Roles and Goals
The late author and philosopher Stephen Covey made a compelling case for clearly identifying the roles that are important in each person’s life. Developing a mission statement to keep close by as a “true North” for our lives is based on illuminating the unique relationships we want to have with ourselves and others and making commitments to invest in them. Dad, student, husband, sibling, professional, musician…were among the many possibilities. How much time in our daily planner devoted to each says a lot about us. How strongly we protect the boundaries around those roles and time commitments indicates the quality of our character. Ever make a plan for a special date with your child only to have work come crashing into it? What now?
Sharpening Ourselves Daily
Covey said we all have one role in common: “sharpening the saw” Each day on average we should devote some time to caring for ourselves whether physically, intellectually, social-emotionally or spiritually. Reading the books that you’ll need five years from now? Working out? Eating right? With friends and loved ones often enough? Spending time contemplating the universe in prayer or meditation? Are the time slots for these activities written down in your planner, or calendar? Do you defend them well enough?
A Full Cup
The late Virginia Satir, genius psychotherapist and author of “Peoplemaking” and other great works spoke metaphorically of the leaking “pot” inside all of us that is always to some degree full or empty and serves as a barometer of our well-being. Placing her hand on her heart, she explained that when we feel “low pot”, or melancholy, it’s likely that we’ve neglected ourselves in some important way. Overworked, underloved…failing to ask for our needs to be met. Saying yes to too many requests, getting overwhelmed. Forgetting to shut down our brains and cell phones often enough. Failing to take time to “sharpen the saw”.
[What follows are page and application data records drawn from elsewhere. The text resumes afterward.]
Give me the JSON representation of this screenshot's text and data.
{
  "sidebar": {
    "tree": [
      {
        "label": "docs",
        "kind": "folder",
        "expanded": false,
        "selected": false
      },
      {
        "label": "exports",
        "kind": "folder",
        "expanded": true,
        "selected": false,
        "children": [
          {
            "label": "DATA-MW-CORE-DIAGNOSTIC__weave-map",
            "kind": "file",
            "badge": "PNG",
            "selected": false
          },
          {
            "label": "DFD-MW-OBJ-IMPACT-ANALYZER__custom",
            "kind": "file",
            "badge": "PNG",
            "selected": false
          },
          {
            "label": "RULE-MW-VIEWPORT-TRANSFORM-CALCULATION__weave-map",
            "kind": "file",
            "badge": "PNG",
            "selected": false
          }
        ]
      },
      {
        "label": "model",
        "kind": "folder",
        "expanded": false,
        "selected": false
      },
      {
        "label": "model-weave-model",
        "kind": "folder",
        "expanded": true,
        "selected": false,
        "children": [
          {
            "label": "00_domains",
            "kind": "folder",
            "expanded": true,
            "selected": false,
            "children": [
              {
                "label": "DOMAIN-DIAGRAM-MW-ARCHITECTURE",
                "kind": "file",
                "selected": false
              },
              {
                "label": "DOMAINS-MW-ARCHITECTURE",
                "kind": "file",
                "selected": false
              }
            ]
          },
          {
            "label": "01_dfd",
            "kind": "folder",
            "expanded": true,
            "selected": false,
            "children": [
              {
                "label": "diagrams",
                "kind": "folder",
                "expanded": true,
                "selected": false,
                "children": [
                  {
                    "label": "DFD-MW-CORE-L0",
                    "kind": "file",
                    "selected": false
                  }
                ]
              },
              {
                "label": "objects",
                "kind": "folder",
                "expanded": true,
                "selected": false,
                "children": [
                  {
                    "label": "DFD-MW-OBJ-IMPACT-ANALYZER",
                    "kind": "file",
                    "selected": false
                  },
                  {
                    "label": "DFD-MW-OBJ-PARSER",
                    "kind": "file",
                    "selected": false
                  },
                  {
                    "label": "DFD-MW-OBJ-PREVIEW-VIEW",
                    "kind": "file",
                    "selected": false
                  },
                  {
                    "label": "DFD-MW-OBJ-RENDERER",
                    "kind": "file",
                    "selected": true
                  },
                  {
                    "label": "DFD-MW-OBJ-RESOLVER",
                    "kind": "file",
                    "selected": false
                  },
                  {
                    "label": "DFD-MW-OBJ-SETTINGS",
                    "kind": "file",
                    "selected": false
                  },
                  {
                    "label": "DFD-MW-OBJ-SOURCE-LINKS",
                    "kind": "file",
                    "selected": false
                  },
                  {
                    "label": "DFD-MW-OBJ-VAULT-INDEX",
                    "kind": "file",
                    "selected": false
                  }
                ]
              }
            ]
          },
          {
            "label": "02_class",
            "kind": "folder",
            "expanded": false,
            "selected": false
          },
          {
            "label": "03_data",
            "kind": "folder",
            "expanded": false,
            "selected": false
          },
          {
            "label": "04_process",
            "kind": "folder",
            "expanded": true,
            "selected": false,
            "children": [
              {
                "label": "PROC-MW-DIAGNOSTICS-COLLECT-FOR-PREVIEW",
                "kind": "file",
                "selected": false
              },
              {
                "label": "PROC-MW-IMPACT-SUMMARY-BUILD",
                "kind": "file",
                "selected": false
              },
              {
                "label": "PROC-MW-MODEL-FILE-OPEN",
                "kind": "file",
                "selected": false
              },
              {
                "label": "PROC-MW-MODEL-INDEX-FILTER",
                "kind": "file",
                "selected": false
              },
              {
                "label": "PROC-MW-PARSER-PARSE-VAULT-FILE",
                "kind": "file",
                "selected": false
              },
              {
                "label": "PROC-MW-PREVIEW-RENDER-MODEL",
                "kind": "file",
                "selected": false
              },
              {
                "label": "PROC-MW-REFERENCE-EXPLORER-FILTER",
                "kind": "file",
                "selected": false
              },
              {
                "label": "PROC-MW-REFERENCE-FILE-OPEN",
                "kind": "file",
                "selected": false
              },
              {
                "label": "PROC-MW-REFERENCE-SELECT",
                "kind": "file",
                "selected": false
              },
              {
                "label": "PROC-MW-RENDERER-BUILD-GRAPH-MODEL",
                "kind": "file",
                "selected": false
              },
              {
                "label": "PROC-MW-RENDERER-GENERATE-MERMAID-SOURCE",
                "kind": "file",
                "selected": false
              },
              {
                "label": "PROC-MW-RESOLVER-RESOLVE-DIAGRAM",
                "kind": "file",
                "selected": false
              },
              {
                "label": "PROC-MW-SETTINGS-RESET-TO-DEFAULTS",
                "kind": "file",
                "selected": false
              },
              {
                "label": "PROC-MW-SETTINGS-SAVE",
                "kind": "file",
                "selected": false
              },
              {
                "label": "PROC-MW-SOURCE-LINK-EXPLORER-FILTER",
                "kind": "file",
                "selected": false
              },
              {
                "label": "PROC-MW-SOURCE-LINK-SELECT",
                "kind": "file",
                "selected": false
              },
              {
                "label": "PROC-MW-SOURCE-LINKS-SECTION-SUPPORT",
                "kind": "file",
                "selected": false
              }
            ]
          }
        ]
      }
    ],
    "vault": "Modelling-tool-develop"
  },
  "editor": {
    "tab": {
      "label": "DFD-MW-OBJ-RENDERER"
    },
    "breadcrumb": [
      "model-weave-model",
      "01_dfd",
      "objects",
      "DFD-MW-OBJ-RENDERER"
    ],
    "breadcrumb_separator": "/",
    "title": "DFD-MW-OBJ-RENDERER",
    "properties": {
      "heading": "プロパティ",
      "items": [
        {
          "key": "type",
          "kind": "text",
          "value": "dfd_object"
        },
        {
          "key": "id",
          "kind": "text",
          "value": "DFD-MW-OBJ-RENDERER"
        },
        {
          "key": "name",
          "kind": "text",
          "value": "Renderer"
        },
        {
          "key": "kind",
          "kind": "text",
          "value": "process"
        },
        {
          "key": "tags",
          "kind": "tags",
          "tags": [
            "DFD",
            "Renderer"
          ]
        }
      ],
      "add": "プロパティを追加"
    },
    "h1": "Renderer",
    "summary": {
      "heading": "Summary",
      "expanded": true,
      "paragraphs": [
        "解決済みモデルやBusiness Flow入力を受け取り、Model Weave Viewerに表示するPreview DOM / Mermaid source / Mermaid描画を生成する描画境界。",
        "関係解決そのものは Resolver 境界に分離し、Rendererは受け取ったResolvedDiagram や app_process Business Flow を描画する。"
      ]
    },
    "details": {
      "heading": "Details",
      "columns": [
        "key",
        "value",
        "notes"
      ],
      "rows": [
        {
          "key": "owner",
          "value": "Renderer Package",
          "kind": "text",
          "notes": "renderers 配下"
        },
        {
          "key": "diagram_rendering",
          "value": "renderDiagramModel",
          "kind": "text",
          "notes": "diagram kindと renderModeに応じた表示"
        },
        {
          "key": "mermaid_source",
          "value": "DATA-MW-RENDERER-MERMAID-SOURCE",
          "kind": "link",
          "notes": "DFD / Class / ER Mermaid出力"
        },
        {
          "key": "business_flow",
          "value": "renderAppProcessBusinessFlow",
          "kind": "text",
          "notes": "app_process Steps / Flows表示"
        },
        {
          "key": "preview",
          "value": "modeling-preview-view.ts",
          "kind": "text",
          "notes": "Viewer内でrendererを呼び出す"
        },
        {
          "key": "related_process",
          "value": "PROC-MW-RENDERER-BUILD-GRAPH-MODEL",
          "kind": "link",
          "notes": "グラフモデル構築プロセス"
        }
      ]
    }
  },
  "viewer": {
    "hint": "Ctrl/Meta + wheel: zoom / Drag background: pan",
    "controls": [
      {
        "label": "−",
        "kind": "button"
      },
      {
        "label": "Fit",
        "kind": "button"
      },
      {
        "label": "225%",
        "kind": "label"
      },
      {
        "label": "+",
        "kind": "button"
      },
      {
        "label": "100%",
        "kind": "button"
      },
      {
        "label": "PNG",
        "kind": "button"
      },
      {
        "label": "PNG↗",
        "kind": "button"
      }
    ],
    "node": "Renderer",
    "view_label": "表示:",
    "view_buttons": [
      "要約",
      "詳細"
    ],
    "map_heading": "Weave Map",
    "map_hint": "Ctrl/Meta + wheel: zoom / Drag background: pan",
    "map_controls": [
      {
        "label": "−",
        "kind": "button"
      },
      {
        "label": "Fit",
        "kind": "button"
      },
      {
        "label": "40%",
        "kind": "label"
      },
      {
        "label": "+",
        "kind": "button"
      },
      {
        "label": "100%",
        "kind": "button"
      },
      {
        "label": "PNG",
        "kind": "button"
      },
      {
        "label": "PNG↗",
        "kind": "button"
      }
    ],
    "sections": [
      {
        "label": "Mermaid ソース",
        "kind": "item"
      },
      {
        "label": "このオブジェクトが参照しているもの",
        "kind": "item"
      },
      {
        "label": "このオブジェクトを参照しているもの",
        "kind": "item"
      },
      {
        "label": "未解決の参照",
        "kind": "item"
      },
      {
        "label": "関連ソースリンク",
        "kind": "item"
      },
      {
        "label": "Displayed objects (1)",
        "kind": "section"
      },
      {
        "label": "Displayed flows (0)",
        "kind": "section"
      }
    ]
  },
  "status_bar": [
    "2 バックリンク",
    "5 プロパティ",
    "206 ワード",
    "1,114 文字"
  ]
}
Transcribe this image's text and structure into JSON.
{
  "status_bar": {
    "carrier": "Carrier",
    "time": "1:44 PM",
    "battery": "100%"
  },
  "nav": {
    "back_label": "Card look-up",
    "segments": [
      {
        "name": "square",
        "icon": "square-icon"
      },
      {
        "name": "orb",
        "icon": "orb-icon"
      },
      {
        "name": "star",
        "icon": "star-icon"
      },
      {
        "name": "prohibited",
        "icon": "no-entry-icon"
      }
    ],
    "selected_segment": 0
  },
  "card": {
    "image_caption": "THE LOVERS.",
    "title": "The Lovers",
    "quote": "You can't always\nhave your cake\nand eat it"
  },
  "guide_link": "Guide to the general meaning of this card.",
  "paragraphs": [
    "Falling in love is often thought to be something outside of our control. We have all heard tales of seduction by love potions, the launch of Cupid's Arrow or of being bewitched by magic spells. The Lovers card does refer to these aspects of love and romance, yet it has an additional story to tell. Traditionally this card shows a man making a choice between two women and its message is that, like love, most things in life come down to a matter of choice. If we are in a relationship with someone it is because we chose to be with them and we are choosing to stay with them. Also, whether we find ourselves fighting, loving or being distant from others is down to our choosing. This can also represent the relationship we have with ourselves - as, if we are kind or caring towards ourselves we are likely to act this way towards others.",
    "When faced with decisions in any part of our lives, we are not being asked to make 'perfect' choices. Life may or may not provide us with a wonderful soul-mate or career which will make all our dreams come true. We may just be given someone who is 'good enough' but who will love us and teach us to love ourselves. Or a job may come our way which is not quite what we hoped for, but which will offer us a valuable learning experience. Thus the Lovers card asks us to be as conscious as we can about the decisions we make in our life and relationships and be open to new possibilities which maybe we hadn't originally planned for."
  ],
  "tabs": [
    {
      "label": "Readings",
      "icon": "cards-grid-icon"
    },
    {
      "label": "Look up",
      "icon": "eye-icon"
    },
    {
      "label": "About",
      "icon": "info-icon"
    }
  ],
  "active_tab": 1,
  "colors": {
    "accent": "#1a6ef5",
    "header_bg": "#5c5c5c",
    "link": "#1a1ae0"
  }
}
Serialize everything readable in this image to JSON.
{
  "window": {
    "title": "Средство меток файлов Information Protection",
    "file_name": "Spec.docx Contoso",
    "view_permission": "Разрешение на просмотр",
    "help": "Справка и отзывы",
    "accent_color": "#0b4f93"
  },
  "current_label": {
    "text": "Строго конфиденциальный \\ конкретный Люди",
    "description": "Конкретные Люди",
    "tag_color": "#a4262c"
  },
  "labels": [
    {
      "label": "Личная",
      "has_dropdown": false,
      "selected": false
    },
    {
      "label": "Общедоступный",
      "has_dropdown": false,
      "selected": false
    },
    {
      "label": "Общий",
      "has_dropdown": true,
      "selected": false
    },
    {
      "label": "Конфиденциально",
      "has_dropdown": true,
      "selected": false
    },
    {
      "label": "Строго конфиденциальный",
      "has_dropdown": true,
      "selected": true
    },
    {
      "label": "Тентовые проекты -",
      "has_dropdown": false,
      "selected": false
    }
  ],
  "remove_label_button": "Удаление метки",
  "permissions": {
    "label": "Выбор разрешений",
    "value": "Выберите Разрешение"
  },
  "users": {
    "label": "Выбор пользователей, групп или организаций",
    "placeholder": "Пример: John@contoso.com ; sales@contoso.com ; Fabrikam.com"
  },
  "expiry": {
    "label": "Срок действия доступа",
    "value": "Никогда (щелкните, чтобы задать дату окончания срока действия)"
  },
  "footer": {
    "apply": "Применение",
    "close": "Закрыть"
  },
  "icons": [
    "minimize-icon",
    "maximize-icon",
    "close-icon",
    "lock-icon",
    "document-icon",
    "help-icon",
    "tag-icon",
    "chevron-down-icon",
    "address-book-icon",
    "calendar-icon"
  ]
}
We are much needed by those who seek our counsel. it’s important that we show up at our best and rise to the occasion of helping. It’s heavy lifting work to hear and absorb the complaint and discomfort of others.
Be all you can be.